Under Louisiana law, there is a well-established presumption that, in a rear-end collision, the following driver breached the standard of care set out in La. R.S. 32:81 and is, thus, presumed negligent. La. R.S. 32:81 states, in relevant part, that:
[T]he driver of a motor vehicle shall not follow another vehicle more closely than is reasonable and prudent, having due regard for the speed of such vehicle and the traffic upon and the condition of the highway.
Louisiana law also allows the rear vehicle to escape liability by proving lack of fault. To escape liability, the following motorist has the burden to prove that he or she had his vehicle under control, closely observed the lead vehicle and followed at a safe distance or that the lead vehicle negligently created a hazard which the following vehicle could not reasonably avoid.
For example, in Daigle v. Mumphrey, 96-1891 (La.App. 4th Cir.3/12/97), 691 So.2d 260, the court held that a driver changing lanes without first determining that the move could be completed safely and then struck from the rear by a following car, could not rely on the rear-end collision presumption to shift the burden to the following driver. In addition, in Loveday v. Travelers Ins. Co., 585 So.2d 597 (La.App. 3d Cir.1991), writ denied, 590 So.2d 65 (La.1991, the court determined that a driver entering a highway from a private drive or from the shoulder has the primary duty to avoid a collision, even if a rear-end collision results.

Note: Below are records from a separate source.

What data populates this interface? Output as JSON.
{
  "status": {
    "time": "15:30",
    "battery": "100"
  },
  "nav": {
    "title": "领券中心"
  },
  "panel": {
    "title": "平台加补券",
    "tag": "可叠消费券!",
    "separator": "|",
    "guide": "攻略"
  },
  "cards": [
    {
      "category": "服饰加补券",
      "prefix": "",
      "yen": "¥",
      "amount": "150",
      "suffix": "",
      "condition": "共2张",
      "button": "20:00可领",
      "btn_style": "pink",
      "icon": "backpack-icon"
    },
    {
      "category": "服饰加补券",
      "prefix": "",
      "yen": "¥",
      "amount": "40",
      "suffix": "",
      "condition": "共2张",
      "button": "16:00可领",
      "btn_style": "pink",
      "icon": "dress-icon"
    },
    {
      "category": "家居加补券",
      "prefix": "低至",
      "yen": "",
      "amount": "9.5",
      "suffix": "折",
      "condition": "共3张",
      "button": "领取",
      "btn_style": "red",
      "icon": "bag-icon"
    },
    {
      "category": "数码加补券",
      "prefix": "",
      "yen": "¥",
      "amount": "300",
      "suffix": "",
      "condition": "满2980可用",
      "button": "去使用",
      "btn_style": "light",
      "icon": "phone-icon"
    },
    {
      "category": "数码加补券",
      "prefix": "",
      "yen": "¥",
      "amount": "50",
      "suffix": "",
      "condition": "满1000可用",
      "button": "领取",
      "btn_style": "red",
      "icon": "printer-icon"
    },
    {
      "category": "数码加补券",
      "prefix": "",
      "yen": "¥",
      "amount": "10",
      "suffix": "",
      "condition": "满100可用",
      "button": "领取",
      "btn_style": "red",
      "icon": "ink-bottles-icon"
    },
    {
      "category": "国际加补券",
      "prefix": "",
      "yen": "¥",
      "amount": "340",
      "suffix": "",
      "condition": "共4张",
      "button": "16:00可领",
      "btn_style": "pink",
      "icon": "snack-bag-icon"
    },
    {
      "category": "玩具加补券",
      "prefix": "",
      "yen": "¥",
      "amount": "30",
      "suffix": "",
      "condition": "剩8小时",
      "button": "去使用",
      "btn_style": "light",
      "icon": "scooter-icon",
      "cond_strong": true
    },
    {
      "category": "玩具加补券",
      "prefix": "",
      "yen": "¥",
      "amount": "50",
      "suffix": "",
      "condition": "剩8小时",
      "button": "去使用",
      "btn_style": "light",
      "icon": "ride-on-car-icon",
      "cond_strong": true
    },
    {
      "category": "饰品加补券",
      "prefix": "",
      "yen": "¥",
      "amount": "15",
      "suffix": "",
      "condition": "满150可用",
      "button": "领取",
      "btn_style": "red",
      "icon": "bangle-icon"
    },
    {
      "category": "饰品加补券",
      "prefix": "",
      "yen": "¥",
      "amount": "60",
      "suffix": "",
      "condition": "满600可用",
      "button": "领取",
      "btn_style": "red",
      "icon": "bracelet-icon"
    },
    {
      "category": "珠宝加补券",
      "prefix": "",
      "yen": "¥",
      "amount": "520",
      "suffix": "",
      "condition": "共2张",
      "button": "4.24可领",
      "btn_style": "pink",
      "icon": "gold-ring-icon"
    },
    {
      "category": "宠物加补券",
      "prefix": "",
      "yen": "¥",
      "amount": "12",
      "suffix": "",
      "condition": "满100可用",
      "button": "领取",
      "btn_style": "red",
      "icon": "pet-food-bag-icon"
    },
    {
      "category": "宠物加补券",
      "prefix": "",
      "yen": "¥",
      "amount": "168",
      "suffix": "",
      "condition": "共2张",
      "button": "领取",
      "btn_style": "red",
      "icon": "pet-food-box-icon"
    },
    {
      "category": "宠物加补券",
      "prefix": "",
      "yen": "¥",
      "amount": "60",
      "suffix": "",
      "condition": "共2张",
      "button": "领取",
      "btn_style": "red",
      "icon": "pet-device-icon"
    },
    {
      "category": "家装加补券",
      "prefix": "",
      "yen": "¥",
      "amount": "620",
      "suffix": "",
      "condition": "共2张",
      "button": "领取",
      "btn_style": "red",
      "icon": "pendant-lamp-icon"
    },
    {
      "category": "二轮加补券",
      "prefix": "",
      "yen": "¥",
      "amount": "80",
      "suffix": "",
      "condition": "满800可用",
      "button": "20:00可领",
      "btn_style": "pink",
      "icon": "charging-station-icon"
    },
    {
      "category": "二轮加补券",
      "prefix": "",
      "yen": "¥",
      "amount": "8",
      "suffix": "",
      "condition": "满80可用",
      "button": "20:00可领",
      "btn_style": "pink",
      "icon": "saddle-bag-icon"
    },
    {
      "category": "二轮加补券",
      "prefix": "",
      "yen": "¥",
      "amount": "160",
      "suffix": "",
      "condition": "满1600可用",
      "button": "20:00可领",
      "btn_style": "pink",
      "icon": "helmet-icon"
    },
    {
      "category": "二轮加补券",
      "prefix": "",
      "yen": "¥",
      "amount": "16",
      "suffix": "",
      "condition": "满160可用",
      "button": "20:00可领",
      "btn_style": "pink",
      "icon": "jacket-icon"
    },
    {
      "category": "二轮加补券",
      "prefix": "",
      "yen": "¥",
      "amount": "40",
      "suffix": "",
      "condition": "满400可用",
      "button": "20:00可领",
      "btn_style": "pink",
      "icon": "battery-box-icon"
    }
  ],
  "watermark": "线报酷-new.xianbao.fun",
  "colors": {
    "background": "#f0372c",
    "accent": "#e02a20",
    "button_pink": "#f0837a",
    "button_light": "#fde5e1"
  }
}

If you have been the victim of a rear end collision, we would like to help.